Obstetrics and gynaecology
Obstetrics and gynaecology (or obstetrics and gynecology; often abbreviated to OB/GYN, OBG, O&G or Obs & Gynae) is the medical speciality dealing with fields of obstetrics and gynaecology through only one postgraduate training programme. This combined training prepares the practicing OB/GYN to be adept at the care of female reproductive organs's health and at the management of obstetric complications, even through surgery.
The training required to practice medicine as an OB/GYN is extensive, although the exact duration of training varies by country. In the United Kingdom, training lasts seven years. In the United States, four years in residency are required for MDs and DOs. In Australia, the residency training period is six years, matched only by neurosurgery and maxillofacial surgery. In India, post graduate training in obstetrics and gynecology is in the form of a two-year diploma course (DGO) or a three-year (MD or MS). Some OB/GYN surgeons elect to do further subspecialty training in programs known as fellowships after completing their residency training, although the majority choose to enter private or academic practice as general OB/GYNs. Fellowship training can range from one to four years in duration, and usually have a research component involved with the clinical and operative training.
All gynecologists are trained obstetricians, although the reverse is not necessarily true.
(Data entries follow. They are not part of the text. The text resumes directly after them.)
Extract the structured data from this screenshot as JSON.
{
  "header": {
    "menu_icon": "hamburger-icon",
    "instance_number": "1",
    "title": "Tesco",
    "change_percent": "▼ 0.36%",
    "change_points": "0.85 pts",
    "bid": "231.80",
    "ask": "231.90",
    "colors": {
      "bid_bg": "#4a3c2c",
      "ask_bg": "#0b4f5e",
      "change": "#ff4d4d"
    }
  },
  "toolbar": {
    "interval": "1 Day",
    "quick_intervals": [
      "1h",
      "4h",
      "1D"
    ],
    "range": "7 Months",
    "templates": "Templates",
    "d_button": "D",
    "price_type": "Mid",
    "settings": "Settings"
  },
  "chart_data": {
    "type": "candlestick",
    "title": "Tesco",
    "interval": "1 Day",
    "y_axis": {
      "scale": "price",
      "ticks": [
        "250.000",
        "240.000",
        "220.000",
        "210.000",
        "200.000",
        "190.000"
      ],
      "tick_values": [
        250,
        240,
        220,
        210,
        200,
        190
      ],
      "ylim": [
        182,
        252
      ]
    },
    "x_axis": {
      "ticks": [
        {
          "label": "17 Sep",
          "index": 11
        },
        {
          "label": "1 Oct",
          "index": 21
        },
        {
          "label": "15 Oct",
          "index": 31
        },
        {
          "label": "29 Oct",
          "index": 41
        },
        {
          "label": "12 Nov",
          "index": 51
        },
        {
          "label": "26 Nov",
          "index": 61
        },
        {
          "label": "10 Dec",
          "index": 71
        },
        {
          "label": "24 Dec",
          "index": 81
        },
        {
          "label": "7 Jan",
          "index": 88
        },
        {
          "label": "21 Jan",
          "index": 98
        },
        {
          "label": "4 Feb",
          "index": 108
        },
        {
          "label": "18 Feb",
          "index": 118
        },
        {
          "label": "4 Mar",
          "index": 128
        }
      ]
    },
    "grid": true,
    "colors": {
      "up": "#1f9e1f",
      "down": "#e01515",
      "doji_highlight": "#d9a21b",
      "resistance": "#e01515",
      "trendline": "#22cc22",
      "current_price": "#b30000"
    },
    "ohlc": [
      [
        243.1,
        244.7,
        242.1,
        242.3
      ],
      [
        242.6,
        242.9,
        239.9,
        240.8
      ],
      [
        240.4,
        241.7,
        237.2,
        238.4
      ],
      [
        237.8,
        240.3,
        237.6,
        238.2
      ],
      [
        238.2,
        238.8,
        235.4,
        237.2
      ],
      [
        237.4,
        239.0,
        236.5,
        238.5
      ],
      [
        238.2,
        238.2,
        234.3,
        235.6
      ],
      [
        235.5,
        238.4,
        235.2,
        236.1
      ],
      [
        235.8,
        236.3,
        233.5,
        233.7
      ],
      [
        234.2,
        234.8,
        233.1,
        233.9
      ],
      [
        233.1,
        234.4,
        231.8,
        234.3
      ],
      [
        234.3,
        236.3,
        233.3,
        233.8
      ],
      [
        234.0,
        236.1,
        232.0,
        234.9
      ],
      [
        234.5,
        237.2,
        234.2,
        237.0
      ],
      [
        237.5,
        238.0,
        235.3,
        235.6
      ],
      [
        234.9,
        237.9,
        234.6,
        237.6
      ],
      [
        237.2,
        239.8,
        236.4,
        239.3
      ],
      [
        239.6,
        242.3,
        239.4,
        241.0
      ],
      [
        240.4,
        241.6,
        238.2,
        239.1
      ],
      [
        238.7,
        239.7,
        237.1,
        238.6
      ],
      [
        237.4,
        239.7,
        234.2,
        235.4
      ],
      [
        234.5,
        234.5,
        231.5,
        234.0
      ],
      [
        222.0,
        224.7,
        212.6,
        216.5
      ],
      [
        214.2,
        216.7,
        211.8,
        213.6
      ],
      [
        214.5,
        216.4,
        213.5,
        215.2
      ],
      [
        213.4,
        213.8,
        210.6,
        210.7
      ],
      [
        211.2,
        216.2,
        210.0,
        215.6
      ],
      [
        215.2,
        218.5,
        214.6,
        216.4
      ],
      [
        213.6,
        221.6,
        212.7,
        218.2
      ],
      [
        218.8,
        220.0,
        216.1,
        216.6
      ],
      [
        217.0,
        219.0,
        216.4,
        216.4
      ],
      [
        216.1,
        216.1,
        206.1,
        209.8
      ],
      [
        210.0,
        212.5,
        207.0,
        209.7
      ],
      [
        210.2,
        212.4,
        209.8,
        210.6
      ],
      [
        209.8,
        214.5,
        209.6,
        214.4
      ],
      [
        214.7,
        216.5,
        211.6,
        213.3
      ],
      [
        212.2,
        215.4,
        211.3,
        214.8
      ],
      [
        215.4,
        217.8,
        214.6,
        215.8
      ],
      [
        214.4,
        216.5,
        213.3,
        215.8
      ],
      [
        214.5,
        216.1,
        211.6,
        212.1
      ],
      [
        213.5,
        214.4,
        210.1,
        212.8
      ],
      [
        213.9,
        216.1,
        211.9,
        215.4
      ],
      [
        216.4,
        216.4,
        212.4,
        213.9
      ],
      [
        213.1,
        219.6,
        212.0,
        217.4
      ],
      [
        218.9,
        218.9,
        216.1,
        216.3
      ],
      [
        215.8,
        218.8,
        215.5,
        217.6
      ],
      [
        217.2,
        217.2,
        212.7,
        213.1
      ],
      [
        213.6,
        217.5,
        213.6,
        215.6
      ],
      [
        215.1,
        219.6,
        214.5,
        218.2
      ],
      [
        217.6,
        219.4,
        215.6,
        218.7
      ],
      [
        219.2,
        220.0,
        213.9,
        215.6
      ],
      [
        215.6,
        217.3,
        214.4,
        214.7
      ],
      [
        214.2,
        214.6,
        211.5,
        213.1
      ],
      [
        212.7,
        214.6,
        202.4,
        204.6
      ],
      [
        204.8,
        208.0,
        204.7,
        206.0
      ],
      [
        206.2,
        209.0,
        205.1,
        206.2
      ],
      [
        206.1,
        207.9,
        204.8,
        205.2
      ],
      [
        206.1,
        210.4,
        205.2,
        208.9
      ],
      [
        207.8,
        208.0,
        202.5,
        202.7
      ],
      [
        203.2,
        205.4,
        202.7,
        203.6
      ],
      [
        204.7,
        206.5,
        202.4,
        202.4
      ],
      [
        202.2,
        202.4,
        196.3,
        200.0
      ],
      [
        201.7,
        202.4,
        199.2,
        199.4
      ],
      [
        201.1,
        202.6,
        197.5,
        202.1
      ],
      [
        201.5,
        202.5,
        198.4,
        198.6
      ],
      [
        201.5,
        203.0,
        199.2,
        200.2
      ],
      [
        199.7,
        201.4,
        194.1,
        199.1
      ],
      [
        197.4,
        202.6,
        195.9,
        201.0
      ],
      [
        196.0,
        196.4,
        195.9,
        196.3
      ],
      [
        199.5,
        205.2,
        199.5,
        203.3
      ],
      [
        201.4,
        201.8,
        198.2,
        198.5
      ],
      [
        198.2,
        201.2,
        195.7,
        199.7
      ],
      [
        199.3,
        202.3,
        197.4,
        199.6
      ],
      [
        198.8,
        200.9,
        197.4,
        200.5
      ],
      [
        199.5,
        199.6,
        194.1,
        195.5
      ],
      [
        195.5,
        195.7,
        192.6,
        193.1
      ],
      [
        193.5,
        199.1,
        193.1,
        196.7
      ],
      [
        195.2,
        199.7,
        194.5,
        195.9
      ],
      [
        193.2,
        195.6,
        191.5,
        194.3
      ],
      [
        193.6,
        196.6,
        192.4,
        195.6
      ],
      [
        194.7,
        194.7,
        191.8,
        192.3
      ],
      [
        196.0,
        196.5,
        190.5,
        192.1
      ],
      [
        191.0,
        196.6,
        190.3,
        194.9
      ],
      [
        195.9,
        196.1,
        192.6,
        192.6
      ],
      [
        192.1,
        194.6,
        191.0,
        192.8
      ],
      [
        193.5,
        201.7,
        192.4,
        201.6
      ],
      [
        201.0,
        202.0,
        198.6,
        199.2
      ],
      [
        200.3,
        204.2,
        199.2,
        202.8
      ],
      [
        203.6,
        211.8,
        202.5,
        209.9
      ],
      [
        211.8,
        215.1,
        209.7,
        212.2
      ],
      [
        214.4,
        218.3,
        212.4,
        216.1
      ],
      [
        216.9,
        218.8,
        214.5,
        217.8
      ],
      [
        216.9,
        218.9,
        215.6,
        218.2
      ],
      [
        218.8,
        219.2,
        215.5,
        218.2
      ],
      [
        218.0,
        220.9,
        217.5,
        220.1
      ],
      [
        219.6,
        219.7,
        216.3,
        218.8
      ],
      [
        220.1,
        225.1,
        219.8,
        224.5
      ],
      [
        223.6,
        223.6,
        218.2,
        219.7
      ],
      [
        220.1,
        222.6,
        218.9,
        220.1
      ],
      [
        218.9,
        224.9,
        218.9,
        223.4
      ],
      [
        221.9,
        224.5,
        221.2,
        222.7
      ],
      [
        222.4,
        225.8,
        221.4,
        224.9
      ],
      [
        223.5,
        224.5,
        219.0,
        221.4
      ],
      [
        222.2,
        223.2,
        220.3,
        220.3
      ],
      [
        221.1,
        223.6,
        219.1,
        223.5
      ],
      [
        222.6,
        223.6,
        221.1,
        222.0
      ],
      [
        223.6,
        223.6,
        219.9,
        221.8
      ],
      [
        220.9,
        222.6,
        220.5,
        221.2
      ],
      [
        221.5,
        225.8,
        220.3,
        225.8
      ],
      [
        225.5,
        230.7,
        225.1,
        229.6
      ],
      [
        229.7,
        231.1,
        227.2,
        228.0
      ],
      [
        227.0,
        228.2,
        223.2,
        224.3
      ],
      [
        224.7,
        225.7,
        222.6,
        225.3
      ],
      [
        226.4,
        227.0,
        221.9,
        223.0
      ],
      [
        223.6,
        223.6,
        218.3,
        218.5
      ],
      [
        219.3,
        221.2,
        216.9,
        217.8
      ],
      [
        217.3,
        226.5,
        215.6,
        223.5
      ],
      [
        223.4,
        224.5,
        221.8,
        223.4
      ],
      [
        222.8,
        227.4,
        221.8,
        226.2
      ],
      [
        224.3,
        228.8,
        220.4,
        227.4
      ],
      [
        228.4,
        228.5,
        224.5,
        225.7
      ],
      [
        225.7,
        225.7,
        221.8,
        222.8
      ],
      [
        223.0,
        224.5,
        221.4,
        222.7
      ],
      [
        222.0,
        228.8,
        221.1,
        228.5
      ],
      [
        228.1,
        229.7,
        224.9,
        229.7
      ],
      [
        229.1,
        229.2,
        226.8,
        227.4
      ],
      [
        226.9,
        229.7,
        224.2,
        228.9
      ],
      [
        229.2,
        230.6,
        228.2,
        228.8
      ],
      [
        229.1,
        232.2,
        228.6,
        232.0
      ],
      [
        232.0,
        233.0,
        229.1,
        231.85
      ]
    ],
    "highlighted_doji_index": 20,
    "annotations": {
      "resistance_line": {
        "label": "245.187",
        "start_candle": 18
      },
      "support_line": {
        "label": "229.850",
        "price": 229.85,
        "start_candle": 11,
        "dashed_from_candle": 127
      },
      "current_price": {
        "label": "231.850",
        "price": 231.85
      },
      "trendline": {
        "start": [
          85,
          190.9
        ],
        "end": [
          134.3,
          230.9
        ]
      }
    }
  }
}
However, some OB/GYNs may choose to drop the obstetric component of their practice and focus solely on gynecology, especially as they get older. This decision is often based on the double burden of very late hours and, depending on the country, high rates of litigation.
This combined training prepares the practicing OB/GYN to be adept at the surgical management of the entire scope of clinical pathology involving female reproductive organs, and to provide care for both pregnant and non-pregnant patient. A bachelors degree is the minimum formal education required.
Examples of subspecialty training available to physicians in the US are:
- Maternal-fetal medicine – an obstetrical subspecialty, sometimes referred to as perinatology, that focuses on the medical and surgical management of high-risk pregnancies and surgery on the fetus with the goal of reducing morbidity and mortality.
- Reproductive endocrinology and infertility – a subspecialty that focuses on the biological causes and interventional treatment of infertility
- Gynaecological oncology – a gynaecologic subspecialty focusing on the medical and surgical treatment of women with cancers of the reproductive organs
- Female pelvic medicine and reconstructive surgery – a gynaecologic subspecialty focusing on the diagnosis and surgical treatment of women with urinary incontinence and prolapse of the pelvic organs. Sometimes referred to by laypersons as "Female urology"
- Advanced laparoscopic surgery
- Family planning – a gynaecologic subspecialty offering training in contraception and pregnancy termination (abortion)
- Paediatric and adolescent gynaecology
- Menopausal and geriatric gynaecology
Of these, only the first four are truly recognized sub-specialties by the Accreditation Council for Graduate Medical Education (ACGME) and the American Board of Obstetrics and Gynecology (ABOG). The other subspecialties are recognized as informal concentrations of practice. To be recognized as a board-certified subspecialist by the American Board of Obstetrics and Gynecology or the American Osteopathic Board of Obstetrics and Gynecology, a practitioner must have completed an ACGME or AOA-accredited residency and obtained a Certificate of Added Qualifications (CAQ) which requires an additional standardized examination.
Additionally, physicians of other specialties may become trained in Advanced Life Support in Obstetrics (ALSO), a short certification that equips them to better manage emergent OB/GYN situations.
Recent shortage in US
From 2000 through 2004, American medical students were increasingly choosing not to specialize in obstetrics. This led to a critical shortage of obstetricians in some states and often fewer health care options for women — although it did not lead to higher average salaries. However, beginning in 2004, increasing state legislation mandating tort reform combined with the ACGME's decision to limit resident work hours led to a gradual resurgence in the number of medical students choosing OB/GYN as a specialty. In the medical residency match for 2007, only six spots in OB/GYN training programmes remained vacant throughout the entire United States; a record low number, and one that puts OB/GYN on par in terms of competitiveness with some other surgical specialties.
Notes and references
- Welcome to the American Board of Obstetrics and Gynecology Web Site: Certification of Obstetricians and Gynecologists
- "Eligibility/Board Eligibility". American Osteopathic Board of Obstetrics and Gynecology. 2012. Retrieved 19 September 2012.
- Bower, Amanda, "Today’s Lesson: Switch Specialty." Time. June 9, 2003. Vol. 161, Issue 23, p. 58, 1/2p, 1c.
- Physicians' Earnings: Our exclusive survey
- NRMP: Selected Data Tables 2006
- Llewellyn-Jones, Derek, Fundamentals of Obstetrics and Gynecology, 7th ed., Mosby, 1999.
-  Royal College of Obstetricians and Gynaecologists
-  American College of Obstetricians and Gynecologists
- BJOG: An International Journal of Obstetricians and Gynaecologists
- World Congress on Controversies in Obstetrics, Gynecology & Infertility (COGI)